Pass-through boxes (or pass-thrus) are an essential part of an efficient cleanroom suite. They provide a means of transferring materials from the cleanroom to the workroom with minimal transmission of potentially contaminated air. This blog is designed to assist you in navigating various options available in the pass-through market.
Sizing & Location
There are two main determining factors to consider when sizing a pass-through: the size of the items being transferred (interior should accommodate the largest item) and the pass-through location. If numerous large batches are planned, consider a larger size pass-through to reduce the need for multiple transfers. Determining the bin or basket size that will be used to hold the items is a good starting point.
Most manufacturers state the internal dimensions of the box in the name; however, the overall dimensions need to be taken into account. For instance, a pass-through with 18”w X 18”d X 18”h interior dimensions may require a wall opening of 22.75”w X 20”h. The architect should account for the external dimensions of the chosen model; the available location or space may limit the size of the pass-through as well as the direction of the door swing. Most pass-through doors will hinge from the same side (the interlocking mechanism is only located on one side of the box). The door swing location must provide easy access to the interior.
The offset of the pass-through within the wall should also be considered. In order to reduce ledges that may collect dust and contaminants, our recommendation is to minimize how much the box intrudes into the cleanroom. Conversely, this will cause the pass-through to extend further into the workroom or storage room on the other side.
Ensure that the wall can support the unit's weight, especially if it is offset as described above. Typically this is only an issue with the larger units. In that case, ask the manufacturer to provide support brackets and wall blocking requirements.
Filtered vs. Unfiltered
Some manufacturers offer HEPA filtered pass-throughs which filter the air within the interior to minimize contaminants. These are most often used in Hazardous Drug (HD) compounding rooms to pull out any HD particles within the chamber. A purge feature is available with some units, keeping both doors locked until the air has been cycled through the filters. Note that these filtered pass-throughs require a power supply and are also substantially larger and heavier than their unfiltered counterparts.
A final feature to consider is the interlock mechanism that prevents both doors from being opened simultaneously. There are two types: mechanical and magnetic. Some mechanical interlocks require users to activate a mechanism to open the door. Magnetic interlocks detect when one door is open and use electronically actuated magnets to hold the other door closed. Magnetic interlocks require a power supply for the pass-through, even if it is an unfiltered unit. This added complexity and supporting utilities mean that magnetic interlocks are generally more expensive than their mechanical counterparts.

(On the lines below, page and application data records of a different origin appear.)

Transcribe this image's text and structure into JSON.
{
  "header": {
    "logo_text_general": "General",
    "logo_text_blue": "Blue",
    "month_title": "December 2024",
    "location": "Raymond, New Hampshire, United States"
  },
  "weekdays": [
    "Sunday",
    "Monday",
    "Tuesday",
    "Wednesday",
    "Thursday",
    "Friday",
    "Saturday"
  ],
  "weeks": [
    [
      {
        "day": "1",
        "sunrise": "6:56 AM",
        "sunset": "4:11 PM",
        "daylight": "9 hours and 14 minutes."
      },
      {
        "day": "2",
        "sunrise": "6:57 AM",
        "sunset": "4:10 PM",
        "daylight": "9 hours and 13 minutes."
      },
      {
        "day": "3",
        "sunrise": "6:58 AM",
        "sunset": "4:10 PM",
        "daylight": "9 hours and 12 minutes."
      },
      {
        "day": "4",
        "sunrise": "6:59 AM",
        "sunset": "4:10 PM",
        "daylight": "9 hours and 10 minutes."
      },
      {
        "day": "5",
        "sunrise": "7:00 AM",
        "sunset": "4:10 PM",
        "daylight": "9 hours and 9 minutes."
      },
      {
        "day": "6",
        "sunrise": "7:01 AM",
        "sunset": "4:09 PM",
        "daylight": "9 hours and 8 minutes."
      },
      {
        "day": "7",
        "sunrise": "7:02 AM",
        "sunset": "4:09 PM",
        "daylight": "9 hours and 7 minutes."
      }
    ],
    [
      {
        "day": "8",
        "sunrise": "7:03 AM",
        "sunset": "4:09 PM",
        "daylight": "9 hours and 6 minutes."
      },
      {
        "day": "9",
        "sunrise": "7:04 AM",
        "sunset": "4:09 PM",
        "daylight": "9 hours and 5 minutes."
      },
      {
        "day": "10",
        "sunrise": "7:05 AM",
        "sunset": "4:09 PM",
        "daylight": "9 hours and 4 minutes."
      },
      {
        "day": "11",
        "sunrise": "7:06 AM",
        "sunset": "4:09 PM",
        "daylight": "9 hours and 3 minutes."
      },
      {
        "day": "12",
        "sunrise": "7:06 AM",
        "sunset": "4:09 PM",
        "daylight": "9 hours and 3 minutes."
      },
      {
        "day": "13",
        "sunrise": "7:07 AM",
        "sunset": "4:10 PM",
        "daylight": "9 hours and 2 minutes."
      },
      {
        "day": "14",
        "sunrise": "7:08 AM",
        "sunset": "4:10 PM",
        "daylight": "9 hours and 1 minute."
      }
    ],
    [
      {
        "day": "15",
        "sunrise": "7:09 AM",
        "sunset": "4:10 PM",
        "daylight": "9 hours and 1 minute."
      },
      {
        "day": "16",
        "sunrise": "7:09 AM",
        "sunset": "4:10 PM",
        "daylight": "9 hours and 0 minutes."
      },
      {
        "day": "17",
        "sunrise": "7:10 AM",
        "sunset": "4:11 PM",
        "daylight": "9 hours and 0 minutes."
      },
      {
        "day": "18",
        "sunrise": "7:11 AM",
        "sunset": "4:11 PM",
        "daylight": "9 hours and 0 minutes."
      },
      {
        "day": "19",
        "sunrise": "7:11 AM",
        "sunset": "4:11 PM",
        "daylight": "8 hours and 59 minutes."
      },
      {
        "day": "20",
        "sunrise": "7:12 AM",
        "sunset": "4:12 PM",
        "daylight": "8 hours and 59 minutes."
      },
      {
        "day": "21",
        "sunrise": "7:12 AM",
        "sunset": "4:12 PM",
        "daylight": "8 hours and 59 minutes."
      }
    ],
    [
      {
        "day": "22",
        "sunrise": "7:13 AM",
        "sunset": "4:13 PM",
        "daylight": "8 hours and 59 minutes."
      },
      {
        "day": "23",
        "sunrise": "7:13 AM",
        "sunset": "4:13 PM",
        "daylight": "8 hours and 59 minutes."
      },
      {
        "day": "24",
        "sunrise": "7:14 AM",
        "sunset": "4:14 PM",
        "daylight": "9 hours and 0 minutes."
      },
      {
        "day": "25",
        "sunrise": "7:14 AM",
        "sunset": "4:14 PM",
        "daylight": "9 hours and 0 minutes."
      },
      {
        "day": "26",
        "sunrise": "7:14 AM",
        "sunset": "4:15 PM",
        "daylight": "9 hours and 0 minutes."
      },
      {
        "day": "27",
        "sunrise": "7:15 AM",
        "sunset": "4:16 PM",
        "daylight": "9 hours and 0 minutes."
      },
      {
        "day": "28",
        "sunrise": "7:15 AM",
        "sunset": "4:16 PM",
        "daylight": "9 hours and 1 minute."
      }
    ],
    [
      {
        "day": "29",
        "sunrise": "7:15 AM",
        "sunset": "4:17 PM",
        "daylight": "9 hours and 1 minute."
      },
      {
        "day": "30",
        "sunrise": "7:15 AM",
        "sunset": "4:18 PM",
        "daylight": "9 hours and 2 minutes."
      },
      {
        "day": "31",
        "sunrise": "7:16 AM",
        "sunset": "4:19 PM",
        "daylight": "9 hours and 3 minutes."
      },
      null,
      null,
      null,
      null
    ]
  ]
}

If you need assistance with choosing or positioning a pass-through within your cleanroom suite, contact Guardian Medical Systems.
This post is related to:Cleanrooms, Isolators, Hoods, Gloveboxes